The province has an ideal land and suitable conditions for shrimp farming. New hatcheries should be set up in coastal districts like Lasbella and Mekran for shrimp production as viable business ventures. The province is rich in mineral resources. It is endowed with a large number of metallic and non-metallic minerals. The rising prices of minerals like coal, chromite, copper, lead and zinc in the world metal market has brought the mineral rich province in the radar screen of foreign investors. The province's near term growth potential exists with commercial exploitation of Saindak copper and gold deposits and the possible future exploitation of Reko Diq copper deposits in Chagai and Duddar zinc-lead deposit in Lasbela district.
The province offers access to new resources and markets and the prospect of more rapid growth.

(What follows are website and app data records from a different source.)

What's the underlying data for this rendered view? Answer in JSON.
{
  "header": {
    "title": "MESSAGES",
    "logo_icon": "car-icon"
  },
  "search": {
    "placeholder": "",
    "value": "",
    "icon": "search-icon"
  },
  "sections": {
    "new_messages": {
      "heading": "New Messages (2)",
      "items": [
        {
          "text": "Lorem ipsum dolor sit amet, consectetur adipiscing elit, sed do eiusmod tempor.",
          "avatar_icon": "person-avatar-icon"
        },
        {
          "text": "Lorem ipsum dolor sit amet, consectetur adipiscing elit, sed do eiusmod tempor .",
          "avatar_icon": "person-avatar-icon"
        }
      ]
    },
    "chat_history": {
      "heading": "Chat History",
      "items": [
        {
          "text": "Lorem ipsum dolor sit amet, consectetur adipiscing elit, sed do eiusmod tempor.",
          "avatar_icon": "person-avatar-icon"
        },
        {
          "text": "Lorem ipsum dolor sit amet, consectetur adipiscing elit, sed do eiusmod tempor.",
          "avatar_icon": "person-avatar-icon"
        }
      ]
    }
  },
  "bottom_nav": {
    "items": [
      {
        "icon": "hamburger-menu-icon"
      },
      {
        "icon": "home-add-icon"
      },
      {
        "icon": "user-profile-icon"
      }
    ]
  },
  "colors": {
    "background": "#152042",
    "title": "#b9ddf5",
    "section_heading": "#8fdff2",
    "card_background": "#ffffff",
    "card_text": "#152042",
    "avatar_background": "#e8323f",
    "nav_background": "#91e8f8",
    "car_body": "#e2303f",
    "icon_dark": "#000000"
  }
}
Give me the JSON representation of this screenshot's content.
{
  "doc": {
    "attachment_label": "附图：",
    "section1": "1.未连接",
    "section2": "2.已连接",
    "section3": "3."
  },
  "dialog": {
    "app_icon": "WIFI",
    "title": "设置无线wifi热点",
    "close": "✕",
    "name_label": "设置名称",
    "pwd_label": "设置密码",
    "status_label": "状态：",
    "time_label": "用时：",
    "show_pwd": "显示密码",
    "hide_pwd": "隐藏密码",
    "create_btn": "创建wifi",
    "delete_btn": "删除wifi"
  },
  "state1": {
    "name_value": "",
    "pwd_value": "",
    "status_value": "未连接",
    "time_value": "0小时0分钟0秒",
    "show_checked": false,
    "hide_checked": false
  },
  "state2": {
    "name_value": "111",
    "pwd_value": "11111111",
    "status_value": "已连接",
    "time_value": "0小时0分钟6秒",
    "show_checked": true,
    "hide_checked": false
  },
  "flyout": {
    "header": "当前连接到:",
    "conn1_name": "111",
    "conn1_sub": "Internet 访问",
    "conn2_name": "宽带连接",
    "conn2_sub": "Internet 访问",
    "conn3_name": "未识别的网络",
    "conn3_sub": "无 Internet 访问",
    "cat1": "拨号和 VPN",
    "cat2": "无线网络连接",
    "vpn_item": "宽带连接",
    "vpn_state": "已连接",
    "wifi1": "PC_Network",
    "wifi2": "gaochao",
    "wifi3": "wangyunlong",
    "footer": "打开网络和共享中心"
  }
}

The province's geostrategic location makes it the most attractive for transit traffic to the landlocked central Asian republics (CARs).
Gwadar port can provide Afghanistan and the CARs the shortest and fastest access to the warm waters of the Arabian Sea. The port can also provide them with warehousing facilities along with transit and possibilities of import of goods. The port and its related planned regional highway projects will help Balochistan become a world-class mining center. For landlocked central Asian economies, Balochistan offers enormous opportunities in oil and gas sector of foreign investments.
Lack of human capital is a major constraint in growth of corporate culture. The province is technologically backward and economically least developed. It is rich in natural resources but with stagnant human resources. The province lacks the skilled and trained labor to utilize its natural resources. Resultantly, its resource potential remained untapped and the province has been caught up in underdevelopment trap.
The government should work out a roadmap for development of human resources in the province. The province is yet to make significant attainments in the human development index (HDI), which focuses on measurable dimensions of human development such as living a long and healthy life, being educated and having a decent standard of living. Thus, HDI combines measures of life expectancy, school enrolment, literacy, and income.
The key areas needed to be focused for human development in Balochistan, include a rational and long-term planning, on-job training programs, technical education according to the needs of 21st century, secondary level education for development of critical skills, allocation of significant resources, setting up of technology institutes in various districts, the recruitment of qualified teachers, instructors and trainers, access to the high-tech computing services, information technology, scientific management related education and value adding knowledge.
Human development provides a wide range of choices and opportunities to the people for employment, nutrition, education, and health care. Sustainable growth and poverty reduction objectives are concomitantly linked to significant investment in human capital.
Corporatization will help boost economic development of Balochistan. It will create enormous job opportunities for the local youth. There is a need to formulate a cohesive strategy to target sustainable, widespread, and cross-sectoral growth and integrated economic development in the province.
Politically stable, socially progressive and economically developed Balochistan provides the investors and businesspersons an ideal environment for doing and growing their business. Unfortunately, it is still a dream to come true, as the restive province cannot attract required investments towards its enormous natural resources and geostrategic location. No foreign investment can be allured as long as the province remains in the state of turmoil. Many foreign firms in mineral and oil and gas exploration have left the province due to security reasons.